→ **What is needed**
Return all the lines below exactly as written. Drop every picture.

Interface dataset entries

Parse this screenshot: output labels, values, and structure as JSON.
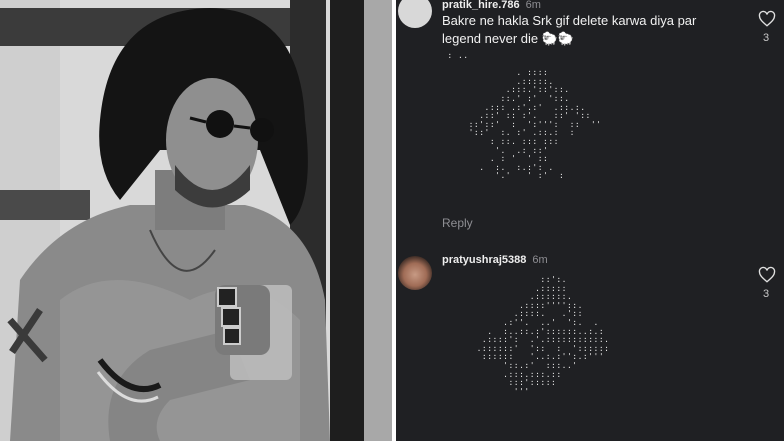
{
  "comments": [
    {
      "username": "pratik_hire.786",
      "time": "6m",
      "text_line1": "Bakre ne hakla Srk gif delete karwa diya par",
      "text_line2": "legend never die 🐑🐑",
      "reply_label": "Reply",
      "like_count": "3"
    },
    {
      "username": "pratyushraj5388",
      "time": "6m",
      "like_count": "3"
    }
  ],
  "colors": {
    "panel_background": "#1f2023",
    "text_primary": "#f1f1f1",
    "text_secondary": "#8e8e93"
  },
  "icons": [
    "heart-icon",
    "avatar"
  ]
}
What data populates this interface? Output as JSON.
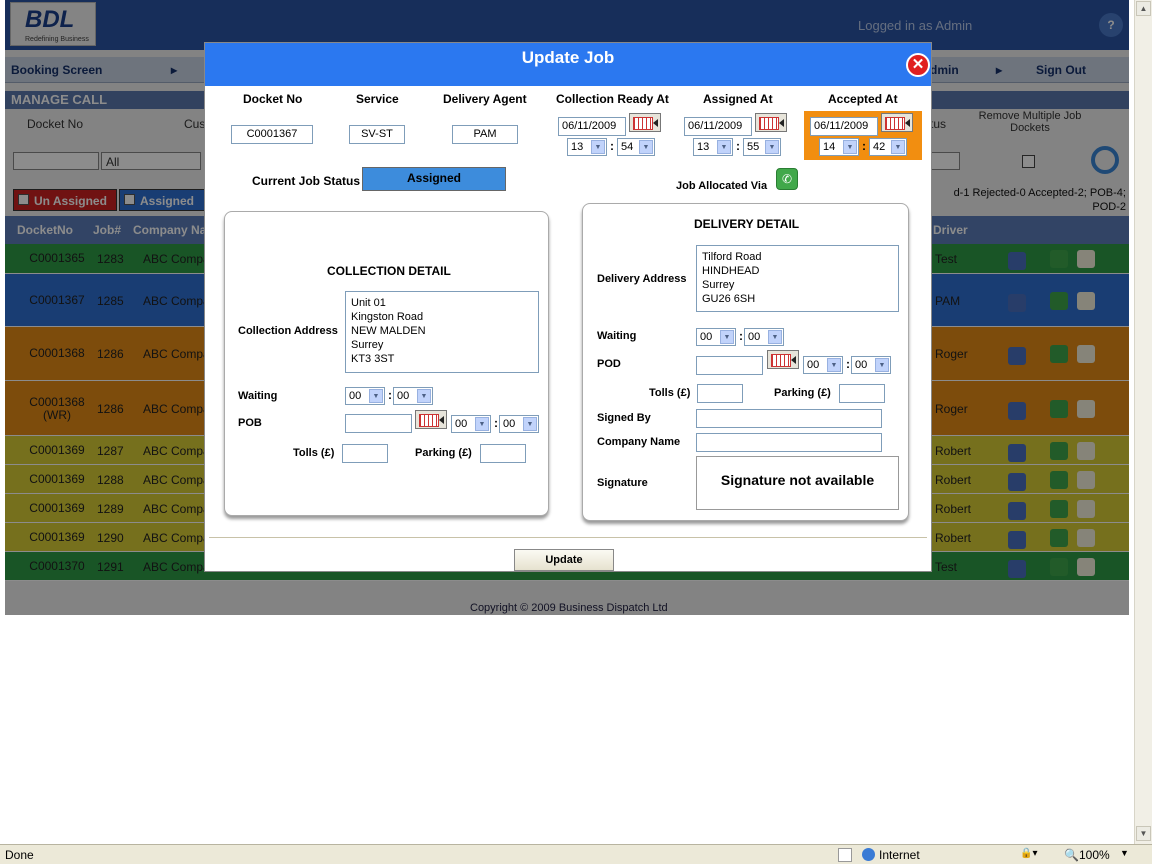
{
  "app": {
    "logo": "BDL",
    "logo_tagline": "Redefining Business",
    "logged_in": "Logged in as Admin",
    "help": "?",
    "nav": {
      "booking": "Booking Screen",
      "admin": "dmin",
      "signout": "Sign Out"
    },
    "section_title": "MANAGE CALL",
    "filter": {
      "docket_no": "Docket No",
      "cus": "Cus",
      "tus": "tus",
      "remove_multiple": "Remove Multiple Job Dockets",
      "all": "All"
    },
    "tabs": [
      {
        "label": "Un Assigned",
        "color": "#cc2222"
      },
      {
        "label": "Assigned",
        "color": "#2e6fd1"
      }
    ],
    "counts": "d-1  Rejected-0  Accepted-2;  POB-4;  POD-2",
    "table_headers": {
      "docket": "DocketNo",
      "job": "Job#",
      "company": "Company Na",
      "driver": "Driver"
    },
    "rows": [
      {
        "docket": "C0001365",
        "job": "1283",
        "company": "ABC Compan",
        "driver": "Test",
        "color": "#2e9b46"
      },
      {
        "docket": "C0001367",
        "job": "1285",
        "company": "ABC Compan",
        "driver": "PAM",
        "color": "#2e6fd1"
      },
      {
        "docket": "C0001368",
        "job": "1286",
        "company": "ABC Compan",
        "driver": "Roger",
        "color": "#e38a16"
      },
      {
        "docket": "C0001368 (WR)",
        "job": "1286",
        "company": "ABC Compan",
        "driver": "Roger",
        "color": "#e38a16"
      },
      {
        "docket": "C0001369",
        "job": "1287",
        "company": "ABC Compan",
        "driver": "Robert",
        "color": "#d8cc35"
      },
      {
        "docket": "C0001369",
        "job": "1288",
        "company": "ABC Compan",
        "driver": "Robert",
        "color": "#d8cc35"
      },
      {
        "docket": "C0001369",
        "job": "1289",
        "company": "ABC Compan",
        "driver": "Robert",
        "color": "#d8cc35"
      },
      {
        "docket": "C0001369",
        "job": "1290",
        "company": "ABC Compan",
        "driver": "Robert",
        "color": "#d8cc35"
      },
      {
        "docket": "C0001370",
        "job": "1291",
        "company": "ABC Compan",
        "driver": "Test",
        "color": "#2e9b46"
      }
    ],
    "copyright": "Copyright © 2009 Business Dispatch Ltd"
  },
  "modal": {
    "title": "Update Job",
    "headers": {
      "docket": "Docket No",
      "service": "Service",
      "agent": "Delivery Agent",
      "ready": "Collection Ready At",
      "assigned": "Assigned At",
      "accepted": "Accepted At"
    },
    "values": {
      "docket": "C0001367",
      "service": "SV-ST",
      "agent": "PAM"
    },
    "ready": {
      "date": "06/11/2009",
      "hh": "13",
      "mm": "54"
    },
    "assigned": {
      "date": "06/11/2009",
      "hh": "13",
      "mm": "55"
    },
    "accepted": {
      "date": "06/11/2009",
      "hh": "14",
      "mm": "42"
    },
    "status_label": "Current Job Status",
    "status_value": "Assigned",
    "allocated_via": "Job Allocated Via",
    "collection": {
      "title": "COLLECTION DETAIL",
      "address_label": "Collection Address",
      "address": "Unit 01\nKingston Road\nNEW MALDEN\nSurrey\nKT3 3ST",
      "waiting_label": "Waiting",
      "waiting_hh": "00",
      "waiting_mm": "00",
      "pob_label": "POB",
      "pob_hh": "00",
      "pob_mm": "00",
      "tolls_label": "Tolls (£)",
      "parking_label": "Parking (£)"
    },
    "delivery": {
      "title": "DELIVERY DETAIL",
      "address_label": "Delivery Address",
      "address": "Tilford Road\nHINDHEAD\nSurrey\nGU26 6SH",
      "waiting_label": "Waiting",
      "waiting_hh": "00",
      "waiting_mm": "00",
      "pod_label": "POD",
      "pod_hh": "00",
      "pod_mm": "00",
      "tolls_label": "Tolls (£)",
      "parking_label": "Parking (£)",
      "signed_by_label": "Signed By",
      "company_label": "Company Name",
      "signature_label": "Signature",
      "signature_text": "Signature not available"
    },
    "update_button": "Update"
  },
  "statusbar": {
    "left": "Done",
    "zone": "Internet",
    "zoom": "100%"
  }
}
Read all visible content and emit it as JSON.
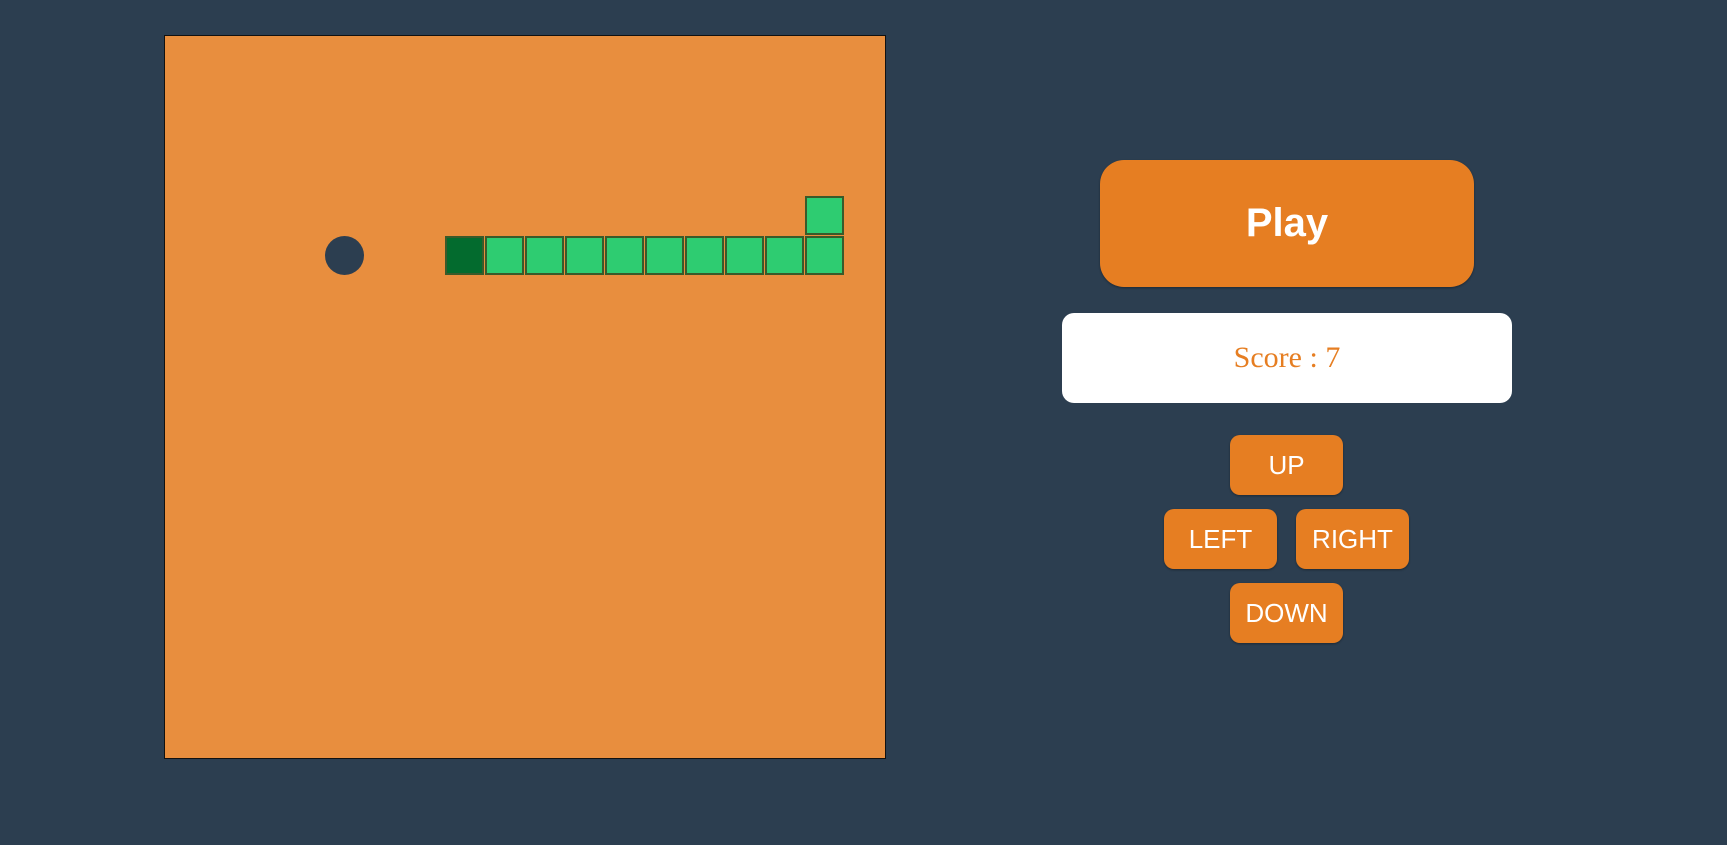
{
  "colors": {
    "background": "#2c3e50",
    "board": "#e88e3e",
    "snake_body": "#2ecc71",
    "snake_head": "#036b2e",
    "food": "#2c3e50",
    "button": "#e67e22",
    "score_text": "#e67e22"
  },
  "controls": {
    "play_label": "Play",
    "score_label": "Score : 7",
    "up_label": "UP",
    "left_label": "LEFT",
    "right_label": "RIGHT",
    "down_label": "DOWN"
  },
  "game": {
    "grid_size": 18,
    "score": 7,
    "food": {
      "col": 4,
      "row": 5
    },
    "snake": [
      {
        "col": 7,
        "row": 5,
        "head": true
      },
      {
        "col": 8,
        "row": 5
      },
      {
        "col": 9,
        "row": 5
      },
      {
        "col": 10,
        "row": 5
      },
      {
        "col": 11,
        "row": 5
      },
      {
        "col": 12,
        "row": 5
      },
      {
        "col": 13,
        "row": 5
      },
      {
        "col": 14,
        "row": 5
      },
      {
        "col": 15,
        "row": 5
      },
      {
        "col": 16,
        "row": 5
      },
      {
        "col": 16,
        "row": 4
      }
    ]
  }
}
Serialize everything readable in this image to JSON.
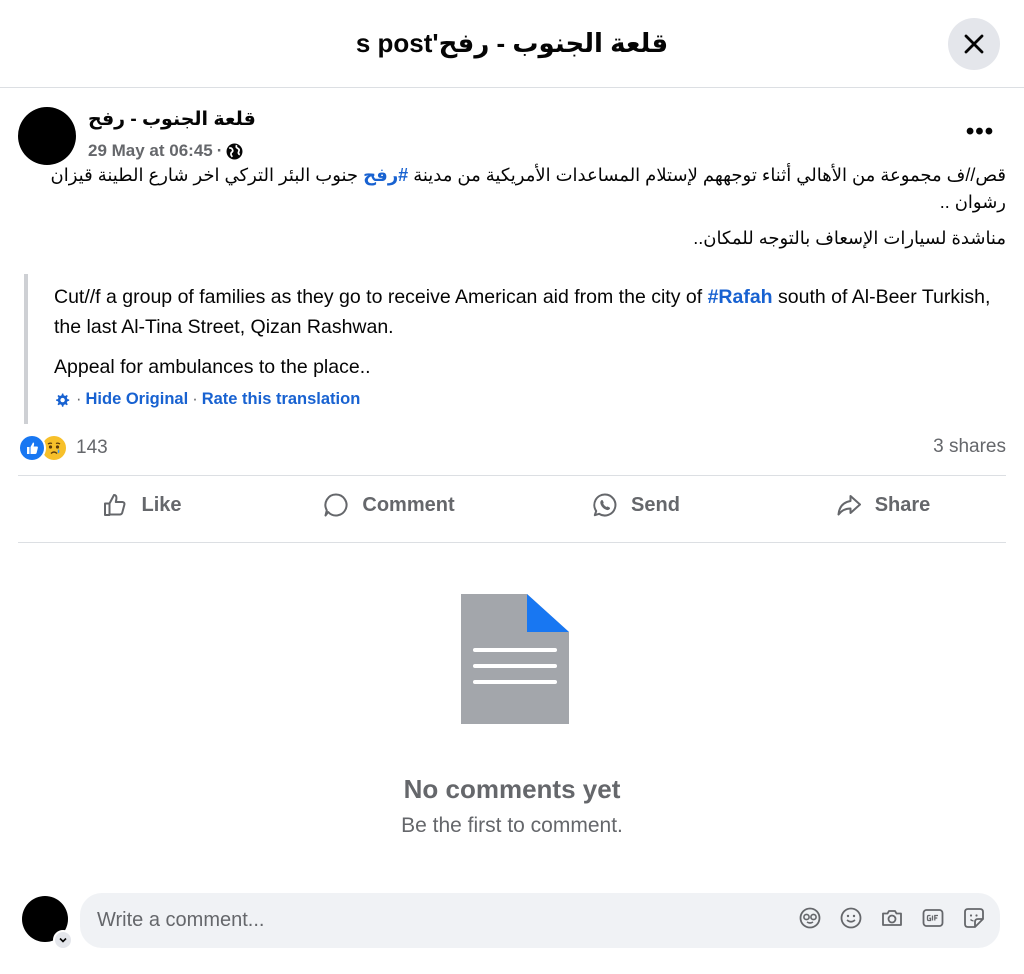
{
  "header": {
    "title": "قلعة الجنوب - رفح's post"
  },
  "post": {
    "author": "قلعة الجنوب - رفح",
    "timestamp": "29 May at 06:45",
    "meta_separator": "·",
    "audience_icon": "globe-icon",
    "more_label": "•••",
    "arabic_line1_before": "قص//ف مجموعة من الأهالي أثناء توجههم لإستلام المساعدات الأمريكية من مدينة ",
    "arabic_hashtag": "#رفح",
    "arabic_line1_after": " جنوب البئر التركي اخر شارع الطينة قيزان رشوان ..",
    "arabic_line2": "مناشدة لسيارات الإسعاف بالتوجه للمكان.."
  },
  "translation": {
    "text1_before": "Cut//f a group of families as they go to receive American aid from the city of ",
    "text1_hashtag": "#Rafah",
    "text1_after": " south of Al-Beer Turkish, the last Al-Tina Street, Qizan Rashwan.",
    "text2": "Appeal for ambulances to the place..",
    "hide_original": "Hide Original",
    "rate": "Rate this translation",
    "separator": "·"
  },
  "stats": {
    "reaction_count": "143",
    "shares": "3 shares",
    "reaction_icons": [
      "like-icon",
      "sad-icon"
    ]
  },
  "actions": {
    "like": "Like",
    "comment": "Comment",
    "send": "Send",
    "share": "Share"
  },
  "comments": {
    "empty_title": "No comments yet",
    "empty_subtitle": "Be the first to comment."
  },
  "composer": {
    "placeholder": "Write a comment...",
    "tools": [
      "avatar-sticker-icon",
      "emoji-icon",
      "camera-icon",
      "gif-icon",
      "sticker-icon"
    ]
  },
  "colors": {
    "accent": "#1862d1",
    "like_blue": "#1877f2",
    "muted_text": "#65676b",
    "doc_grey": "#a3a6ab",
    "doc_corner": "#1877f2"
  }
}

→ **Your solution**
Parse this screenshot: output labels, values, and structure as JSON.
{
  "comments": [
    {
      "username": "pratik_hire.786",
      "time": "6m",
      "text_line1": "Bakre ne hakla Srk gif delete karwa diya par",
      "text_line2": "legend never die 🐑🐑",
      "reply_label": "Reply",
      "like_count": "3"
    },
    {
      "username": "pratyushraj5388",
      "time": "6m",
      "like_count": "3"
    }
  ],
  "colors": {
    "panel_background": "#1f2023",
    "text_primary": "#f1f1f1",
    "text_secondary": "#8e8e93"
  },
  "icons": [
    "heart-icon",
    "avatar"
  ]
}
What data populates this interface? Output as JSON.
{
  "app": {
    "logo": "BDL",
    "logo_tagline": "Redefining Business",
    "logged_in": "Logged in as Admin",
    "help": "?",
    "nav": {
      "booking": "Booking Screen",
      "admin": "dmin",
      "signout": "Sign Out"
    },
    "section_title": "MANAGE CALL",
    "filter": {
      "docket_no": "Docket No",
      "cus": "Cus",
      "tus": "tus",
      "remove_multiple": "Remove Multiple Job Dockets",
      "all": "All"
    },
    "tabs": [
      {
        "label": "Un Assigned",
        "color": "#cc2222"
      },
      {
        "label": "Assigned",
        "color": "#2e6fd1"
      }
    ],
    "counts": "d-1  Rejected-0  Accepted-2;  POB-4;  POD-2",
    "table_headers": {
      "docket": "DocketNo",
      "job": "Job#",
      "company": "Company Na",
      "driver": "Driver"
    },
    "rows": [
      {
        "docket": "C0001365",
        "job": "1283",
        "company": "ABC Compan",
        "driver": "Test",
        "color": "#2e9b46"
      },
      {
        "docket": "C0001367",
        "job": "1285",
        "company": "ABC Compan",
        "driver": "PAM",
        "color": "#2e6fd1"
      },
      {
        "docket": "C0001368",
        "job": "1286",
        "company": "ABC Compan",
        "driver": "Roger",
        "color": "#e38a16"
      },
      {
        "docket": "C0001368 (WR)",
        "job": "1286",
        "company": "ABC Compan",
        "driver": "Roger",
        "color": "#e38a16"
      },
      {
        "docket": "C0001369",
        "job": "1287",
        "company": "ABC Compan",
        "driver": "Robert",
        "color": "#d8cc35"
      },
      {
        "docket": "C0001369",
        "job": "1288",
        "company": "ABC Compan",
        "driver": "Robert",
        "color": "#d8cc35"
      },
      {
        "docket": "C0001369",
        "job": "1289",
        "company": "ABC Compan",
        "driver": "Robert",
        "color": "#d8cc35"
      },
      {
        "docket": "C0001369",
        "job": "1290",
        "company": "ABC Compan",
        "driver": "Robert",
        "color": "#d8cc35"
      },
      {
        "docket": "C0001370",
        "job": "1291",
        "company": "ABC Compan",
        "driver": "Test",
        "color": "#2e9b46"
      }
    ],
    "copyright": "Copyright © 2009 Business Dispatch Ltd"
  },
  "modal": {
    "title": "Update Job",
    "headers": {
      "docket": "Docket No",
      "service": "Service",
      "agent": "Delivery Agent",
      "ready": "Collection Ready At",
      "assigned": "Assigned At",
      "accepted": "Accepted At"
    },
    "values": {
      "docket": "C0001367",
      "service": "SV-ST",
      "agent": "PAM"
    },
    "ready": {
      "date": "06/11/2009",
      "hh": "13",
      "mm": "54"
    },
    "assigned": {
      "date": "06/11/2009",
      "hh": "13",
      "mm": "55"
    },
    "accepted": {
      "date": "06/11/2009",
      "hh": "14",
      "mm": "42"
    },
    "status_label": "Current Job Status",
    "status_value": "Assigned",
    "allocated_via": "Job Allocated Via",
    "collection": {
      "title": "COLLECTION DETAIL",
      "address_label": "Collection Address",
      "address": "Unit 01\nKingston Road\nNEW MALDEN\nSurrey\nKT3 3ST",
      "waiting_label": "Waiting",
      "waiting_hh": "00",
      "waiting_mm": "00",
      "pob_label": "POB",
      "pob_hh": "00",
      "pob_mm": "00",
      "tolls_label": "Tolls (£)",
      "parking_label": "Parking (£)"
    },
    "delivery": {
      "title": "DELIVERY DETAIL",
      "address_label": "Delivery Address",
      "address": "Tilford Road\nHINDHEAD\nSurrey\nGU26 6SH",
      "waiting_label": "Waiting",
      "waiting_hh": "00",
      "waiting_mm": "00",
      "pod_label": "POD",
      "pod_hh": "00",
      "pod_mm": "00",
      "tolls_label": "Tolls (£)",
      "parking_label": "Parking (£)",
      "signed_by_label": "Signed By",
      "company_label": "Company Name",
      "signature_label": "Signature",
      "signature_text": "Signature not available"
    },
    "update_button": "Update"
  },
  "statusbar": {
    "left": "Done",
    "zone": "Internet",
    "zoom": "100%"
  }
}
Read all visible content and emit it as JSON.
{
  "colors": {
    "background": "#2c3e50",
    "board": "#e88e3e",
    "snake_body": "#2ecc71",
    "snake_head": "#036b2e",
    "food": "#2c3e50",
    "button": "#e67e22",
    "score_text": "#e67e22"
  },
  "controls": {
    "play_label": "Play",
    "score_label": "Score : 7",
    "up_label": "UP",
    "left_label": "LEFT",
    "right_label": "RIGHT",
    "down_label": "DOWN"
  },
  "game": {
    "grid_size": 18,
    "score": 7,
    "food": {
      "col": 4,
      "row": 5
    },
    "snake": [
      {
        "col": 7,
        "row": 5,
        "head": true
      },
      {
        "col": 8,
        "row": 5
      },
      {
        "col": 9,
        "row": 5
      },
      {
        "col": 10,
        "row": 5
      },
      {
        "col": 11,
        "row": 5
      },
      {
        "col": 12,
        "row": 5
      },
      {
        "col": 13,
        "row": 5
      },
      {
        "col": 14,
        "row": 5
      },
      {
        "col": 15,
        "row": 5
      },
      {
        "col": 16,
        "row": 5
      },
      {
        "col": 16,
        "row": 4
      }
    ]
  }
}
Serialize everything readable in this image to JSON.
{
  "header": {
    "title": "قلعة الجنوب - رفح's post"
  },
  "post": {
    "author": "قلعة الجنوب - رفح",
    "timestamp": "29 May at 06:45",
    "meta_separator": "·",
    "audience_icon": "globe-icon",
    "more_label": "•••",
    "arabic_line1_before": "قص//ف مجموعة من الأهالي أثناء توجههم لإستلام المساعدات الأمريكية من مدينة ",
    "arabic_hashtag": "#رفح",
    "arabic_line1_after": " جنوب البئر التركي اخر شارع الطينة قيزان رشوان ..",
    "arabic_line2": "مناشدة لسيارات الإسعاف بالتوجه للمكان.."
  },
  "translation": {
    "text1_before": "Cut//f a group of families as they go to receive American aid from the city of ",
    "text1_hashtag": "#Rafah",
    "text1_after": " south of Al-Beer Turkish, the last Al-Tina Street, Qizan Rashwan.",
    "text2": "Appeal for ambulances to the place..",
    "hide_original": "Hide Original",
    "rate": "Rate this translation",
    "separator": "·"
  },
  "stats": {
    "reaction_count": "143",
    "shares": "3 shares",
    "reaction_icons": [
      "like-icon",
      "sad-icon"
    ]
  },
  "actions": {
    "like": "Like",
    "comment": "Comment",
    "send": "Send",
    "share": "Share"
  },
  "comments": {
    "empty_title": "No comments yet",
    "empty_subtitle": "Be the first to comment."
  },
  "composer": {
    "placeholder": "Write a comment...",
    "tools": [
      "avatar-sticker-icon",
      "emoji-icon",
      "camera-icon",
      "gif-icon",
      "sticker-icon"
    ]
  },
  "colors": {
    "accent": "#1862d1",
    "like_blue": "#1877f2",
    "muted_text": "#65676b",
    "doc_grey": "#a3a6ab",
    "doc_corner": "#1877f2"
  }
}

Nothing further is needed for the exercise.